The allure of riding for free is indeed irresistible so long as it is legal but it diminishes gradually as more and more people ride for free and the quality of service declines in line with revenues. So if you want to plot the curve of passive funds value added vs. their market share, you can expect that past a certain threshold (well short of 100%), their increased dominance will be destructive and inimical to efficient capital allocation.
We can then talk about the hidden cost of indexing which is not incurred by people who invest in passive funds alone, but by everyone. This cost does not appear in the fund's prospectus but it impacts, or will eventually impact, the general functioning of the markets and of the economy. Then the hordes of investors who moved from active to passive funds will have felt very smart for a brief period until the economy suffers from large misallocations of capital. Here as with every investment, it was smart to be among the first people who switched to indexed funds, but as the crowd moves in, there will be diminishing returns, and ultimately negative returns.
It is a fair hypothesis that as the percentage of assets under passive management rises past a certain market share, the likelihood of a large market correction increases. Can investors in actively management funds find solace in the idea that at least their funds will outperform indexed funds in such a correction? Alas, no, not in the case of most long-only funds. Nearly all long active funds will underperform indexed funds under any plausible scenario. However, some well-managed hedge funds that are truly hedged may avoid losses or even do well in bear markets.
Perhaps then the right approach is to invest in indexed funds and to then exit the asset class entirely (active and passive) when all newspapers praise indexed funds on a daily basis. Would this be now, or soon?
So while it is hard to feel sorry for the active manager who underperforms and is usually overpaid, let us remember to be secretly or openly thankful that he is making it possible for the passive investor to 'ride the bus for free' and to also feel smugly superior about it.
P.S. As with everything else, taxes complicate the picture. Because a passive investor is likely to stay put for a longer time and to therefore benefit from compounding effects, his after-tax advantage over an investor in an active fund will be even greater than his pre-tax advantage over that same investor.
Disclosure: I am/we are long SPY, MDY.

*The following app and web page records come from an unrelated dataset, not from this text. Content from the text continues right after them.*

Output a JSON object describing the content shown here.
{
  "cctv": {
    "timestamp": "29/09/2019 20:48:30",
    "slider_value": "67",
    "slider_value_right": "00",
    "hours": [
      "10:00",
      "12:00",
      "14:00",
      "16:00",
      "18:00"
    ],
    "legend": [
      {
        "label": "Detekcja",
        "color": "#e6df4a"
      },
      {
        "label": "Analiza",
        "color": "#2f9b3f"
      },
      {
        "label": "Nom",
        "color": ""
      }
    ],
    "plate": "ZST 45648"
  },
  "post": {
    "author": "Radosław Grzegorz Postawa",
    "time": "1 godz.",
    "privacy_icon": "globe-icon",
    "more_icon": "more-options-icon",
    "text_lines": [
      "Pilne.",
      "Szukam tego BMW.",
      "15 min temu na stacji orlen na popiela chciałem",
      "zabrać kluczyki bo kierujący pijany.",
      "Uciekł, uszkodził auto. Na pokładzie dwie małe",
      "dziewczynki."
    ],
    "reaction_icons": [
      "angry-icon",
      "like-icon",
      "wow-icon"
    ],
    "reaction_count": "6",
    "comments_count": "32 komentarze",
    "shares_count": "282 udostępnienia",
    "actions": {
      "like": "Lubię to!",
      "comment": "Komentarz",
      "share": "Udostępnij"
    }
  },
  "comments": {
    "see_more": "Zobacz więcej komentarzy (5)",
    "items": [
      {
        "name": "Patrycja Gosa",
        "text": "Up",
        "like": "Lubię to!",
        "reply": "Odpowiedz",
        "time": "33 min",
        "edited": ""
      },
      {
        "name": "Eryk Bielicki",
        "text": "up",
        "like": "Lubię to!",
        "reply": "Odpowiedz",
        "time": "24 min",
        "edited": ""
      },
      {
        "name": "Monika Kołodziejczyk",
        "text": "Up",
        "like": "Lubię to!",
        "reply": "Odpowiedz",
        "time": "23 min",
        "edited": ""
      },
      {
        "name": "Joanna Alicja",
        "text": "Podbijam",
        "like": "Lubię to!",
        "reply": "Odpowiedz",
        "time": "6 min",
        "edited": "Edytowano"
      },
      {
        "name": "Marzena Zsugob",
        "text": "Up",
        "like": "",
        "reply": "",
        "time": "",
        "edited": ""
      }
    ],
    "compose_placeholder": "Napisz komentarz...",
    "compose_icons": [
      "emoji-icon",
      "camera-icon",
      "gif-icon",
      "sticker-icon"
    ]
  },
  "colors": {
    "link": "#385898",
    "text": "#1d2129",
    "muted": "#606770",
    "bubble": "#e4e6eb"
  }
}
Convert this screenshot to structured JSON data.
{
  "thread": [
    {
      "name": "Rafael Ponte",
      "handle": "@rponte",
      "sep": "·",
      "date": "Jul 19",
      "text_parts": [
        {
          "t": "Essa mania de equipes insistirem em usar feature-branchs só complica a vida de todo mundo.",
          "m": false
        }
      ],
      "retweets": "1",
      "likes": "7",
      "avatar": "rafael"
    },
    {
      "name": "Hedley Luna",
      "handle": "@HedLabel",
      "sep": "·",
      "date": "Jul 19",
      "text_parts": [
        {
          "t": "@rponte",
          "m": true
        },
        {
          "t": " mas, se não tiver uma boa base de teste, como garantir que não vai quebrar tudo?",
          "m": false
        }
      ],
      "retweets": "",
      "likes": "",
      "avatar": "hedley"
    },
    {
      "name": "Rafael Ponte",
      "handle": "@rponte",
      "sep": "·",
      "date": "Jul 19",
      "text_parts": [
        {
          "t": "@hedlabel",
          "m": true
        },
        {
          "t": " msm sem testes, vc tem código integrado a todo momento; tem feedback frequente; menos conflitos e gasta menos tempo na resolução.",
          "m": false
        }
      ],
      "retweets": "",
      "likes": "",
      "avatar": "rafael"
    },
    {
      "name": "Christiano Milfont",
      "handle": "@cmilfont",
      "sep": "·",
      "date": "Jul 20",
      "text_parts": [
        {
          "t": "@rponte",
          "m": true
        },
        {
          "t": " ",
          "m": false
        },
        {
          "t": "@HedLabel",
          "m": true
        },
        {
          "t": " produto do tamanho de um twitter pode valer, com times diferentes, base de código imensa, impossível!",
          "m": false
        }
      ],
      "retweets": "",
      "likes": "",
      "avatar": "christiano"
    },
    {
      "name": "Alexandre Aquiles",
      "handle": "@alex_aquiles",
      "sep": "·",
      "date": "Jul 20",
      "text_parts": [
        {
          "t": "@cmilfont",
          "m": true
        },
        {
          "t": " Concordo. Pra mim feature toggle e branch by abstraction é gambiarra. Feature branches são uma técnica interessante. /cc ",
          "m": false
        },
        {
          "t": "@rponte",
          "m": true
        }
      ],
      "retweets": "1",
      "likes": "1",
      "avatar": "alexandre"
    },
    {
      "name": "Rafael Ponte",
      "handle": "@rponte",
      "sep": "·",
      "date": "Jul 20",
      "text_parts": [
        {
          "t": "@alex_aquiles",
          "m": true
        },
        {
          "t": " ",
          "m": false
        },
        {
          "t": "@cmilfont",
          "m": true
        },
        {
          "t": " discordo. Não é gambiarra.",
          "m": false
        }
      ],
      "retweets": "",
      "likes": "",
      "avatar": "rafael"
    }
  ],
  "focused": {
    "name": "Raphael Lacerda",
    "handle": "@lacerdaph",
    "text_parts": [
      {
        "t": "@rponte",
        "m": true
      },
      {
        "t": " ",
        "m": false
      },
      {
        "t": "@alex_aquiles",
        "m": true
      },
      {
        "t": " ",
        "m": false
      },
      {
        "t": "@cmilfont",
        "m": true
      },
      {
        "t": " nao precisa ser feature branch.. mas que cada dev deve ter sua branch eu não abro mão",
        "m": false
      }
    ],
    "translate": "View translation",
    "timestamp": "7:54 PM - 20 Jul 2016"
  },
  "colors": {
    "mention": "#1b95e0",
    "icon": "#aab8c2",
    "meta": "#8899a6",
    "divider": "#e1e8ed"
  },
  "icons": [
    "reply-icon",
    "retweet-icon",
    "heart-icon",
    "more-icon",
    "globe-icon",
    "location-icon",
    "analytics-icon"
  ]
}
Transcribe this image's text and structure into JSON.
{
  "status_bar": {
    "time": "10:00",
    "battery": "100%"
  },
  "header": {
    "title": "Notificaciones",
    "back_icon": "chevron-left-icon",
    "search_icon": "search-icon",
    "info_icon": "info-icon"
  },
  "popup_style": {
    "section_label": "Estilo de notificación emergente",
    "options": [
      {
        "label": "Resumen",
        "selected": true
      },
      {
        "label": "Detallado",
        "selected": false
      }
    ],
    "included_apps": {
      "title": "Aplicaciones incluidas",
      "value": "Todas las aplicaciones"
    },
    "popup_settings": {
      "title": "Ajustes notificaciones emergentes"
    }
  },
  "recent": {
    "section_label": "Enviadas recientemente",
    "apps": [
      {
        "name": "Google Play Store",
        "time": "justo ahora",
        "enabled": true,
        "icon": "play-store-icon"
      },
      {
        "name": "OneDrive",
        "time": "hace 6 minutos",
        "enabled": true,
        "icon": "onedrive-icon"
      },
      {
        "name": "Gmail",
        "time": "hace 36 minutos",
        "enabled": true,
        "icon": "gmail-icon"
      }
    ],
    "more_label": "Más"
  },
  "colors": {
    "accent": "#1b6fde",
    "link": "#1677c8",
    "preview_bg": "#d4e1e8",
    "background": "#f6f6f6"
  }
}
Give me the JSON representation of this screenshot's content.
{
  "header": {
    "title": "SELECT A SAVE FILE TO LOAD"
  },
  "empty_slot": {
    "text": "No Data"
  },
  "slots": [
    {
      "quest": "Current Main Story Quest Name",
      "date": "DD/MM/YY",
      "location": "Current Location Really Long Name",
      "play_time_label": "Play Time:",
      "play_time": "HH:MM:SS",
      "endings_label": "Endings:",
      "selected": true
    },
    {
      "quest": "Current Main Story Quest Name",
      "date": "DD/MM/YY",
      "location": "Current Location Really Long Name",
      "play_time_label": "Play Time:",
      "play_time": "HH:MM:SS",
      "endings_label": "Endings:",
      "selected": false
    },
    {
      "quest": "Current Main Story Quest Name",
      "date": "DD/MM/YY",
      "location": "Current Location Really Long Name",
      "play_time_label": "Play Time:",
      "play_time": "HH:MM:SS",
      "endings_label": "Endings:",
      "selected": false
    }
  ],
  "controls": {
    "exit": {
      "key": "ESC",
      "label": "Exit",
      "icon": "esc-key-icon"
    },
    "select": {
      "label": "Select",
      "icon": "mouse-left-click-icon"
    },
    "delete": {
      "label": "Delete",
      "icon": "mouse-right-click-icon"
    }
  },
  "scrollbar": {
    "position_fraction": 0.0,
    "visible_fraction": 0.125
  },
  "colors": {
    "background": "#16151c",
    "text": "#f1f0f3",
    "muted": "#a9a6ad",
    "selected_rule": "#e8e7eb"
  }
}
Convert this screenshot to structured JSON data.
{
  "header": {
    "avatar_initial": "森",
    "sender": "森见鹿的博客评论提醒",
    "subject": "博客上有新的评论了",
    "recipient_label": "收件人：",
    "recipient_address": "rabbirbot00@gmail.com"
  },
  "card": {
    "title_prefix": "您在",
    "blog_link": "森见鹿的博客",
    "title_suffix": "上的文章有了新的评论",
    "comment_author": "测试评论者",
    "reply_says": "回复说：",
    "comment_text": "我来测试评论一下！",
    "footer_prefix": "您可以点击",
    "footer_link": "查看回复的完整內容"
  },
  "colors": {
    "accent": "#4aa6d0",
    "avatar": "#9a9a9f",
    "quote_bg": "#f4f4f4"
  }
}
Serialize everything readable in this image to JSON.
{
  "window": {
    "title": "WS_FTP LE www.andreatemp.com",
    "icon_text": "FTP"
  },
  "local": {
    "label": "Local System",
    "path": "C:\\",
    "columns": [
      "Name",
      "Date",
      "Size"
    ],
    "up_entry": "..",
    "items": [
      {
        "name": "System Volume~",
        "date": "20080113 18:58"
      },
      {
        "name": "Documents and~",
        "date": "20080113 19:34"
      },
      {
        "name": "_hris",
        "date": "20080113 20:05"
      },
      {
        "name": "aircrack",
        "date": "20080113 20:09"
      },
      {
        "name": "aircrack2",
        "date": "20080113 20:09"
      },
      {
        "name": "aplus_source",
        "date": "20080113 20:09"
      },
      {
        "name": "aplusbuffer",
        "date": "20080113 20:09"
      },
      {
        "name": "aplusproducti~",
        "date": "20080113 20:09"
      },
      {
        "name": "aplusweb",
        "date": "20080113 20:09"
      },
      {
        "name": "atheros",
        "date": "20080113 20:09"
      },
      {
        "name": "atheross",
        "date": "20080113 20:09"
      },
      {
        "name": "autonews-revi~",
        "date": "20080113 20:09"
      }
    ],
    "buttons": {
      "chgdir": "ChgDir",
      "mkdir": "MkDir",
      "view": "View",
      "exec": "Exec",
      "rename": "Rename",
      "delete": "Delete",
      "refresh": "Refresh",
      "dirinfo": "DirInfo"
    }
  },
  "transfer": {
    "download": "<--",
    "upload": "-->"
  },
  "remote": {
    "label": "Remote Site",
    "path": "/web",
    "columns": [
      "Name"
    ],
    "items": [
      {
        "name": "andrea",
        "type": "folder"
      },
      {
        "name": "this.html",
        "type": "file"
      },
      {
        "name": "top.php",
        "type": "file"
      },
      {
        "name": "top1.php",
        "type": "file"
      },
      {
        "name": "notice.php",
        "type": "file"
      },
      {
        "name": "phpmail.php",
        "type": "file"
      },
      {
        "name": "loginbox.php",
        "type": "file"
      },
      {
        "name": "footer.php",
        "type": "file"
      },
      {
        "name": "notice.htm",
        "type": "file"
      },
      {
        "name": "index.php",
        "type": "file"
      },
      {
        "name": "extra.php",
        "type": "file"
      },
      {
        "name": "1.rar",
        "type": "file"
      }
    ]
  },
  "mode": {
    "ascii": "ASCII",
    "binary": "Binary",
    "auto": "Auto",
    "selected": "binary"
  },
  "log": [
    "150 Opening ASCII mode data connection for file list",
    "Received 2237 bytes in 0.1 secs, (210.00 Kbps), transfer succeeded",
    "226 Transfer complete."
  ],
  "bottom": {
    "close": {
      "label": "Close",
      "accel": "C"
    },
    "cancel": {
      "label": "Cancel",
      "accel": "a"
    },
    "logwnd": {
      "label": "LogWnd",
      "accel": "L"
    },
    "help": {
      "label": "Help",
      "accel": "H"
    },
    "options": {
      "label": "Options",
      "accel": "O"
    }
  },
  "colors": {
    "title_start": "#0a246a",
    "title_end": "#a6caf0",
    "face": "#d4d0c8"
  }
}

I wrote this article myself, and it expresses my own opinions. I am not receiving compensation for it (other than from Seeking Alpha). I have no business relationship with any company whose stock is mentioned in this article.